In 2023, threats made and acted upon are becoming a way of life (and potential death) throughout American society. At multiple levels of our national and communal life, these threats and others like them are evidence of the way in which the language of violence has become fearfully normalized. Given that escalating reality, how will Christians and their churches respond?
Martin Niemöller’ might ask: What will you do when the language of violence falls on you, if it hasn’t already?
First, Americans, especially those who claim to follow Jesus, should avoid and disavow the language of violence entirely, refusing, even implicitly, to normalize, minimize, defend or perpetuate violent threats under any circumstances. To do otherwise is to sully the very gospel we proclaim.
“Christians must distinguish violent language and its accompanying threats from nonviolent political and religious dissent.”
Second, Christians must distinguish violent language and its accompanying threats from nonviolent political and religious dissent.

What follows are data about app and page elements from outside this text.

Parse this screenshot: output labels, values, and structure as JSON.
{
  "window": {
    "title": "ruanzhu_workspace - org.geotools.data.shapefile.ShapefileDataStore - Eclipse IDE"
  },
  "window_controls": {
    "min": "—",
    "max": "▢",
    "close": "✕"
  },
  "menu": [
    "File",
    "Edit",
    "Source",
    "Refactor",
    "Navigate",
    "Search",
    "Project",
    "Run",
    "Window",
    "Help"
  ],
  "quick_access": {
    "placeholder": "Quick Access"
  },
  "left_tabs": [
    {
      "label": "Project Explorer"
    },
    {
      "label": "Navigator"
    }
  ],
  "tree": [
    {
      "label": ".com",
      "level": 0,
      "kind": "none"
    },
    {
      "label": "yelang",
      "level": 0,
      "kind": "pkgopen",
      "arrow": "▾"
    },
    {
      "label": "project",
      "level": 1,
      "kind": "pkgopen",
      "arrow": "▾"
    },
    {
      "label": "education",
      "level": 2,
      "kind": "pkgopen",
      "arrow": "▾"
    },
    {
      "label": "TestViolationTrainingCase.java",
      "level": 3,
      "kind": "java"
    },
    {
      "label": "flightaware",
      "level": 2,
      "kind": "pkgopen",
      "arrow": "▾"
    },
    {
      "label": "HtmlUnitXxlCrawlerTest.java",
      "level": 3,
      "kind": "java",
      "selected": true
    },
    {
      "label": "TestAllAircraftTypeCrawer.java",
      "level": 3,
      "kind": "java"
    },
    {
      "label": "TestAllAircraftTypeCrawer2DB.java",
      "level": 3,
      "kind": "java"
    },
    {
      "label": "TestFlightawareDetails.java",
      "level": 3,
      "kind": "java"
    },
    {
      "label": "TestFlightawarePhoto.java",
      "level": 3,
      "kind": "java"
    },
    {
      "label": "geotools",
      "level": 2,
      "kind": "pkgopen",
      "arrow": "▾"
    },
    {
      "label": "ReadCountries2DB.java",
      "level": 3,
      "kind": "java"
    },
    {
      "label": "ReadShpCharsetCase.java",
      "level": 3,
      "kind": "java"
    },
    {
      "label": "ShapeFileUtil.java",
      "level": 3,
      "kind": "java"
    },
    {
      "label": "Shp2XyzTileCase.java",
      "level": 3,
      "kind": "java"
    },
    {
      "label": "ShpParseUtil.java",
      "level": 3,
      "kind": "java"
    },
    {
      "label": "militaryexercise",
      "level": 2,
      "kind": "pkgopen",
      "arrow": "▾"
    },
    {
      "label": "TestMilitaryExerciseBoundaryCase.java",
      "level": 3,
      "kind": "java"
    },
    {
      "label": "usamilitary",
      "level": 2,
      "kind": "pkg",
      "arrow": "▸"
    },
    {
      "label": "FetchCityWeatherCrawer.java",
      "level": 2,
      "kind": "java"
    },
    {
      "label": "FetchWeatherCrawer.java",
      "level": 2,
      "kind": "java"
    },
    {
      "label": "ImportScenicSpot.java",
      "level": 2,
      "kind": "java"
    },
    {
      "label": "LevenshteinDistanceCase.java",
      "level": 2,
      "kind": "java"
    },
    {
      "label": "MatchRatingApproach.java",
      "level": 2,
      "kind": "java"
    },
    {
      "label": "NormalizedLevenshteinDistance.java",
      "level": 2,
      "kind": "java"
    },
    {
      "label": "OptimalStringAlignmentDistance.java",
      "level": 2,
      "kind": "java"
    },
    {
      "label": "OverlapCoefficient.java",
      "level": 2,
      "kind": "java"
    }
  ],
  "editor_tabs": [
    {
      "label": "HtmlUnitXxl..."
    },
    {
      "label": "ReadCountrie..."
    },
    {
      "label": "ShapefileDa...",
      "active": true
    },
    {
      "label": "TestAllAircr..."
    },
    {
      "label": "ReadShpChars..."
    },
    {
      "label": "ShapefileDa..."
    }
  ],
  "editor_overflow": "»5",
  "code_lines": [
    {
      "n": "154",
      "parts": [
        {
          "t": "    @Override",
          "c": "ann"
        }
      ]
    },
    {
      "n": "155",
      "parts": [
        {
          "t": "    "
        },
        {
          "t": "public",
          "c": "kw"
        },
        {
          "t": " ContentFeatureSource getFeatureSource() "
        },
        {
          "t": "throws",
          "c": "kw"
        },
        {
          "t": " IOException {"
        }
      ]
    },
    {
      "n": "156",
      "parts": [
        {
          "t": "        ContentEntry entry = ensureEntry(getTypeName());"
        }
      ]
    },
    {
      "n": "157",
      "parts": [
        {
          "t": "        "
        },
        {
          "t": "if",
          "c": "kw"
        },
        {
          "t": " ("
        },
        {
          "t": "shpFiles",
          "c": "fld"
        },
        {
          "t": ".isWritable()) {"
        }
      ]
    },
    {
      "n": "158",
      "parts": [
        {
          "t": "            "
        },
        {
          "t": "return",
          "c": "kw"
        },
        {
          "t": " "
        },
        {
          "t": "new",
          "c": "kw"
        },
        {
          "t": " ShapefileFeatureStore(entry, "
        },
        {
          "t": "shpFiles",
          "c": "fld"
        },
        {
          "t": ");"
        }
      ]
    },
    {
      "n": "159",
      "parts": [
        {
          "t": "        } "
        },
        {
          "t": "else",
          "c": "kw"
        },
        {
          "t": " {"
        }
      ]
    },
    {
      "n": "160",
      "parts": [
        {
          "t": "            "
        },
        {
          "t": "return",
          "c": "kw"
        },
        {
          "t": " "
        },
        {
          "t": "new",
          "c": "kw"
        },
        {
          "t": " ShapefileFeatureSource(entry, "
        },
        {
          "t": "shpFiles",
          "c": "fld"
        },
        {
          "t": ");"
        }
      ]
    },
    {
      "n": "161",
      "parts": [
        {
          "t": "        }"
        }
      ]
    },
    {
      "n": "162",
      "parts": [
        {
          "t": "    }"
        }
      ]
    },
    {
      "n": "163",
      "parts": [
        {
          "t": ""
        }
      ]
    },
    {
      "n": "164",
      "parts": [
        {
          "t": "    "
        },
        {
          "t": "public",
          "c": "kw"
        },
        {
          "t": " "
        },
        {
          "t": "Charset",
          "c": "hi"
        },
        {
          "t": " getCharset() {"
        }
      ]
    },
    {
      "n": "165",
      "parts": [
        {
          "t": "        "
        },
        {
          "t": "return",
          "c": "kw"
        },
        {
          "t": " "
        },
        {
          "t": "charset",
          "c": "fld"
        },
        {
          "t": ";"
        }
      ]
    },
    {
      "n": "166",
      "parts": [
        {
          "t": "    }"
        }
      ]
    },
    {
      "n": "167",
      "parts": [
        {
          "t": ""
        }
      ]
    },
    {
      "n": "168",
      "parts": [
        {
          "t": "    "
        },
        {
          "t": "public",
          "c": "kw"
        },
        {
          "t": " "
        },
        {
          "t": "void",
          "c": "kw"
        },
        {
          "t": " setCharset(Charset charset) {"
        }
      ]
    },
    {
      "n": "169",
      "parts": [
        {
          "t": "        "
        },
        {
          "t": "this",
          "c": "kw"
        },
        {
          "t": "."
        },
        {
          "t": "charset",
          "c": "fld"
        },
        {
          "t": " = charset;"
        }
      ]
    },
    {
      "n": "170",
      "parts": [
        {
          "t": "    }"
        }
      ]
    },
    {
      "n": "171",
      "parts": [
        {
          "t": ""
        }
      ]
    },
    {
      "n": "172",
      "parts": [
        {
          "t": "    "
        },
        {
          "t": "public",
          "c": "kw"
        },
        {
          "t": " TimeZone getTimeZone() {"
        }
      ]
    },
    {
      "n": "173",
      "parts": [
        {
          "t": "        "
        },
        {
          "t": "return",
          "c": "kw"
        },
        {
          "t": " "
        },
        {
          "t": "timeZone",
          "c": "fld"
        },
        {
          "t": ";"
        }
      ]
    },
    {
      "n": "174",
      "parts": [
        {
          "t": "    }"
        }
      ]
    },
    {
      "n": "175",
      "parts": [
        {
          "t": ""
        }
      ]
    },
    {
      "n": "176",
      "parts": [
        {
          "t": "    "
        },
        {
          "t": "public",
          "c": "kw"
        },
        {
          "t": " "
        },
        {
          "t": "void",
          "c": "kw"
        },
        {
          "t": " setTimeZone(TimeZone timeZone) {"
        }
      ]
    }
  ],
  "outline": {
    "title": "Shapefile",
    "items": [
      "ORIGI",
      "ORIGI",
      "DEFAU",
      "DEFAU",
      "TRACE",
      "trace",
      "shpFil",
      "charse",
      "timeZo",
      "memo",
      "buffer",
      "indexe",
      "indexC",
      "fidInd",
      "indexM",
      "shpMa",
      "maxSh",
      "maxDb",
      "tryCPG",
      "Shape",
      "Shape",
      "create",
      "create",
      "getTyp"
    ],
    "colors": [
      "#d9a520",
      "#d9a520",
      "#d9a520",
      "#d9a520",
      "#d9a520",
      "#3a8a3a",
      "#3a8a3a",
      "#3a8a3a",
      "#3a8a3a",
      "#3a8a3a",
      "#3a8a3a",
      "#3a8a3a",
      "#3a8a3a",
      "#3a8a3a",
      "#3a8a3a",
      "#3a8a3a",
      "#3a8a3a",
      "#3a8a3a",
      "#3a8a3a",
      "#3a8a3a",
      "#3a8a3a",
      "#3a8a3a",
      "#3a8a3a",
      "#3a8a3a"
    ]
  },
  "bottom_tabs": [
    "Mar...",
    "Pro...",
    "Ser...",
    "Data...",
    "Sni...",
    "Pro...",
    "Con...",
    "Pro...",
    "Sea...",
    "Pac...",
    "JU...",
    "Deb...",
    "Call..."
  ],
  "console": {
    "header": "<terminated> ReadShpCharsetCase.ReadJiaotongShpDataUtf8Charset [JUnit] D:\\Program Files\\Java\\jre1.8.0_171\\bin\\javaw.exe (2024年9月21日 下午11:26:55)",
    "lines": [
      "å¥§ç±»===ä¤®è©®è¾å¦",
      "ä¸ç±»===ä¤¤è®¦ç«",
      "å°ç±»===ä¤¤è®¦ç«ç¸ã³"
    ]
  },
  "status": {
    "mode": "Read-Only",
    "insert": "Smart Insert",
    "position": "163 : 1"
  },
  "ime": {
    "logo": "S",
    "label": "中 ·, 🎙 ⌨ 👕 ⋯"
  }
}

Violence itself is a means of threatening dissent itself, silencing those who challenge it. In his masterful work, Religious Dissent in America, the great historian Edwin Scott Gaustad writes: “Should a society actually succeed … in suffocating all contrary opinion, then its own vital juices no longer flow and the shadow of death begins to fall across it. No society — ecclesiastical, political, military or literary — can afford to be snared in its own slogans.” Gaustad cites Reinhold Niebuhr that “consent makes democracy possible, dissent makes democracy meaningful.” Christians must dissent against violent language and the threats it produces.
Third, we must not succumb to the rhetoric of those Christians who bend the language of Jesus toward violence. In a Nov. 14, 2022, article in Religion Dispatches, Mark Clatterbuck reports his experience at a ReAwaken America rally where certain right-wing pastors joined folks like Michael Flynn, Roger Stone, Mike Lindell and others in presenting dominionist and Christian nationalist demands for cultural and religious dominance.
Clatterbuck, reared in the movement, writes: “While forays into national politics and spiritual warfare rhetoric have long marked the NAR (New Apostolic Reformation) movement, the degree to which the dominionist theology of NAR has co-opted far-right political extremism, conspiracy theory culture and open calls for violence is both a novel and dangerous development. And this is a movement that is no longer confined to the fringes of American religious and political life.”
He concludes, “Underneath it all was a seething groundswell of spiritually sanctioned incitement to violence that was impossible to ignore. The spiritual leaders of this new religio-political movement are using increasingly violent rhetoric to direct an inspired army of God to wage war against all who stand outside their camp.”
Finally, efforts to turn the gospel toward violence demand our rigorous dissent in the church and the culture, and that may mean we too will receive threats. For if democracy is at stake, and it is, so is the meaning of the gospel in and for our times.
These days, let us cling to the words of the Great Dissenter: “You shall know the truth, and the truth will make you free.”
Then and now he’d surely add: “And it will get you threatened.”
Bill Leonard is founding dean and the James and Marilyn Dunn professor of Baptist studies and church history emeritus at Wake Forest University School of Divinity in Winston-Salem, N.C. He is the author or editor of 25 books. A native Texan, he lives in Winston-Salem with his wife, Candyce, and their daughter, Stephanie.